BEGIN

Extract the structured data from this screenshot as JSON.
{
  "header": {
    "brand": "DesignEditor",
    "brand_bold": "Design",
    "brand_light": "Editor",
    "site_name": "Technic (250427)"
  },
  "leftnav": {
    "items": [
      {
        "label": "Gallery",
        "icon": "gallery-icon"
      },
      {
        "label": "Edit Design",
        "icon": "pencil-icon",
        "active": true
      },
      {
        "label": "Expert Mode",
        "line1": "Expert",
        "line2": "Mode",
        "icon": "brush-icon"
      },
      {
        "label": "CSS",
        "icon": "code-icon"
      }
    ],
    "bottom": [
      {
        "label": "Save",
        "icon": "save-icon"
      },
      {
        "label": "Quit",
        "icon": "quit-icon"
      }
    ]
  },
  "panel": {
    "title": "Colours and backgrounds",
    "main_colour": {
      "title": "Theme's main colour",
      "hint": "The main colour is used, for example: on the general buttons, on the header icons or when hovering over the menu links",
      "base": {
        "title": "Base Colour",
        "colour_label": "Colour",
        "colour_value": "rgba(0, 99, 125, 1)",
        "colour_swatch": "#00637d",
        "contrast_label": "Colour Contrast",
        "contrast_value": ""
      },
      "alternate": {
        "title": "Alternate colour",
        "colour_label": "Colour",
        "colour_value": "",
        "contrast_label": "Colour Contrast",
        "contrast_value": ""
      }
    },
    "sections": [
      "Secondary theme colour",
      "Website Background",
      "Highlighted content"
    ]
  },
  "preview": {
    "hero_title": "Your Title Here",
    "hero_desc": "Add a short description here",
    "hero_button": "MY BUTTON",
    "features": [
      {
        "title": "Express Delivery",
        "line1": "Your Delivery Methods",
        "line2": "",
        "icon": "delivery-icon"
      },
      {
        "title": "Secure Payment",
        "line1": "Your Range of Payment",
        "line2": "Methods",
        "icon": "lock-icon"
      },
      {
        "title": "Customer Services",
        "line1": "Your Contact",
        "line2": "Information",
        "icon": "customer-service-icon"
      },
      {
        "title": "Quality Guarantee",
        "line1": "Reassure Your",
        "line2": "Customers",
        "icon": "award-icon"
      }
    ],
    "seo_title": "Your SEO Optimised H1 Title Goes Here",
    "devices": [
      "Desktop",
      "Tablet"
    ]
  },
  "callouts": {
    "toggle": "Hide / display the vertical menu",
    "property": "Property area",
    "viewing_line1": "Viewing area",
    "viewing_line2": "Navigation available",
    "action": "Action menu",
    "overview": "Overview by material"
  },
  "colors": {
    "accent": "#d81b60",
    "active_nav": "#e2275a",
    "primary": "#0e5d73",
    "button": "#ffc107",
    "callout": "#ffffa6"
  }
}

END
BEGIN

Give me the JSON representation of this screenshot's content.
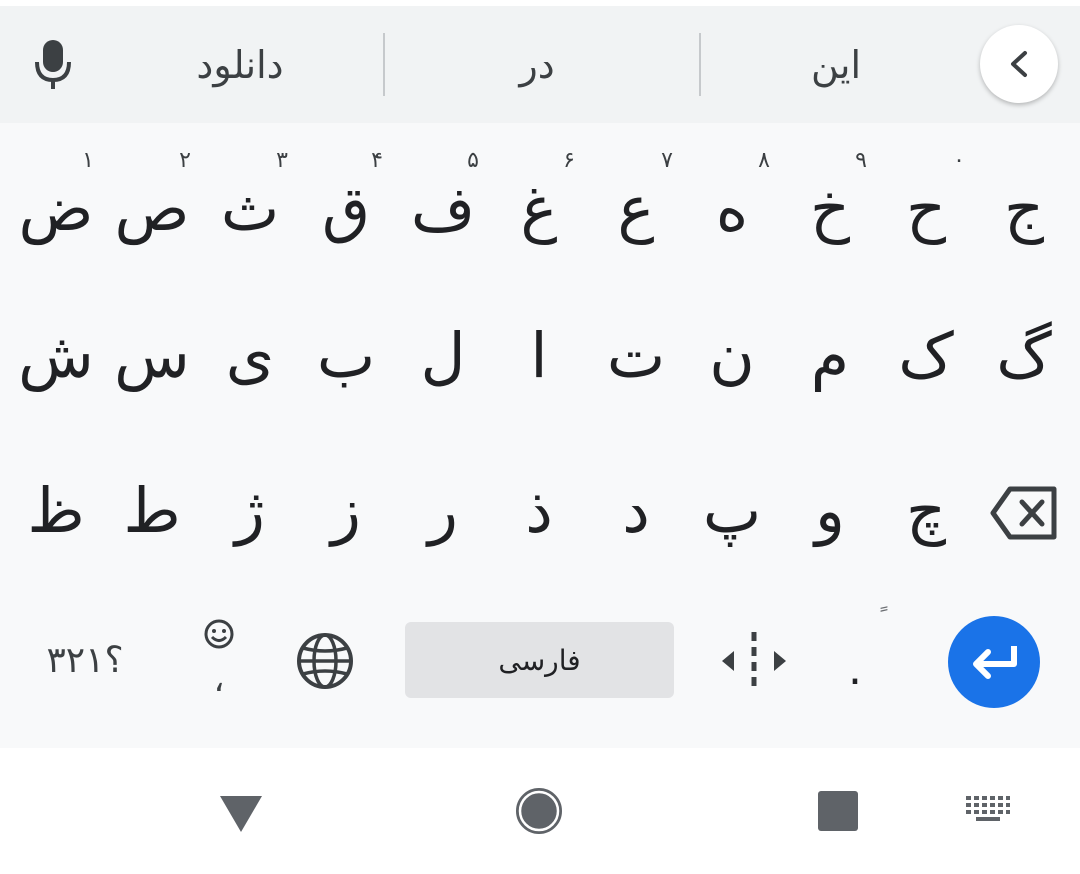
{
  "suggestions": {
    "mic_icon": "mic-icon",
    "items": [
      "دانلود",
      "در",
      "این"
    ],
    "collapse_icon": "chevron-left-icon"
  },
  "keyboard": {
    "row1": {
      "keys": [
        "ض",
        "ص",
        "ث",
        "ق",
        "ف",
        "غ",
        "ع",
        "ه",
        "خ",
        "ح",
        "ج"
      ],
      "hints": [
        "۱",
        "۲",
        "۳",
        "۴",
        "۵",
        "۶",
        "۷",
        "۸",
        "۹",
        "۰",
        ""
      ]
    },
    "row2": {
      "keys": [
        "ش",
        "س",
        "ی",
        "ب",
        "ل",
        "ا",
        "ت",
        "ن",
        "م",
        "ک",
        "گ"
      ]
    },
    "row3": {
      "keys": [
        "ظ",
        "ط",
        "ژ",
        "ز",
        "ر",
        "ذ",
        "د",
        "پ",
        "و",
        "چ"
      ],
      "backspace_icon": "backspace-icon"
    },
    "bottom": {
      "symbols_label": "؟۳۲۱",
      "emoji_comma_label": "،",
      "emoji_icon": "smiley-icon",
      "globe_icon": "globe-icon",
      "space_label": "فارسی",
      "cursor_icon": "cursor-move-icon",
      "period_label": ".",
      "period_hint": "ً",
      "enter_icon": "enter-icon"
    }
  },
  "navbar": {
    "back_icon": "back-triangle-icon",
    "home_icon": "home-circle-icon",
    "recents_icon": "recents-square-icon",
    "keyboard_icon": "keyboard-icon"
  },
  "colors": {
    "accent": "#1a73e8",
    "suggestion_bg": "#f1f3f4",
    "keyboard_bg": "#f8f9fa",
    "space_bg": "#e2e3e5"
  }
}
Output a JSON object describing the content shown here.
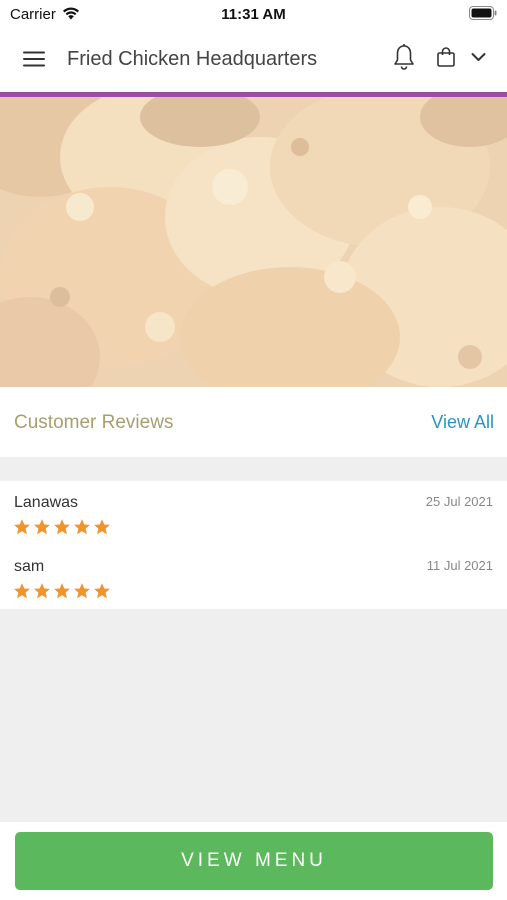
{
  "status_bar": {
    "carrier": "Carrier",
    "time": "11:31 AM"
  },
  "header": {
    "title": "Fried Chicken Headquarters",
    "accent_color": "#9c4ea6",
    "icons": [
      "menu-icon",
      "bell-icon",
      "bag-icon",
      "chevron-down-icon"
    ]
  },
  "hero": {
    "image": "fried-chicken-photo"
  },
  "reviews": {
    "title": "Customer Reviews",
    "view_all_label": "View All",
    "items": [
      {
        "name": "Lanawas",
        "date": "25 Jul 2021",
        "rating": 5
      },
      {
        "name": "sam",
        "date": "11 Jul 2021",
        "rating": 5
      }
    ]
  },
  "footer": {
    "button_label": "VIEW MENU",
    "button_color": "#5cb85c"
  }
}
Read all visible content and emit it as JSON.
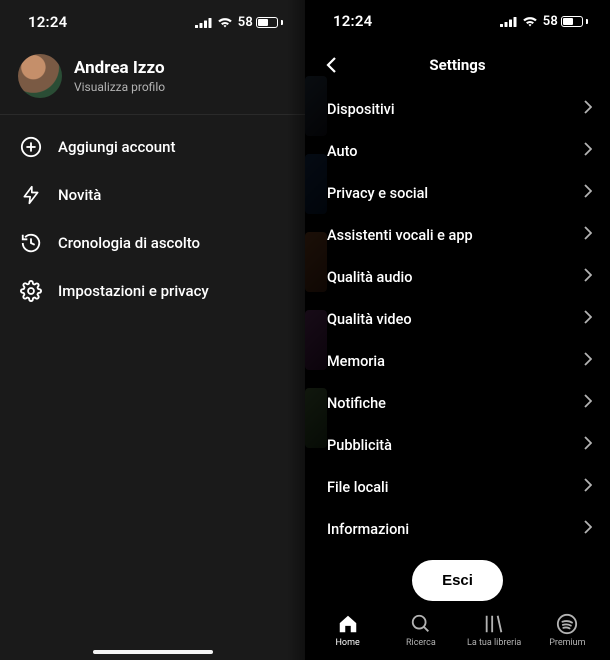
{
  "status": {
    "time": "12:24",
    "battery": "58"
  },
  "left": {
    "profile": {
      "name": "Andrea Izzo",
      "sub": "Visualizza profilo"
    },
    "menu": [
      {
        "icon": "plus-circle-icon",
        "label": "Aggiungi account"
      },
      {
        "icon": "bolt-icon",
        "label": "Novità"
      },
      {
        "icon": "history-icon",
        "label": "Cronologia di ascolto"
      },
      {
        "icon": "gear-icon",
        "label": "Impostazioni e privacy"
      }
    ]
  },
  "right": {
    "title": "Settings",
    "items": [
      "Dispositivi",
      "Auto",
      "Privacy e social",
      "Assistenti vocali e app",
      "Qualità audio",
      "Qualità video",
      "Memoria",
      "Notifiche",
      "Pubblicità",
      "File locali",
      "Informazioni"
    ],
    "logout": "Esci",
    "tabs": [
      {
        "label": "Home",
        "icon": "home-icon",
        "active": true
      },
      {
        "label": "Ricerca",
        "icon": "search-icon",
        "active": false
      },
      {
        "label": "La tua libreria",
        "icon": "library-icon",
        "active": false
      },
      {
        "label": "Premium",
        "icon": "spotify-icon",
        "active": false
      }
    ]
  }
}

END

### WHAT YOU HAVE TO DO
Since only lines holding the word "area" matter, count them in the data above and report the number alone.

### TASK OUTPUT
2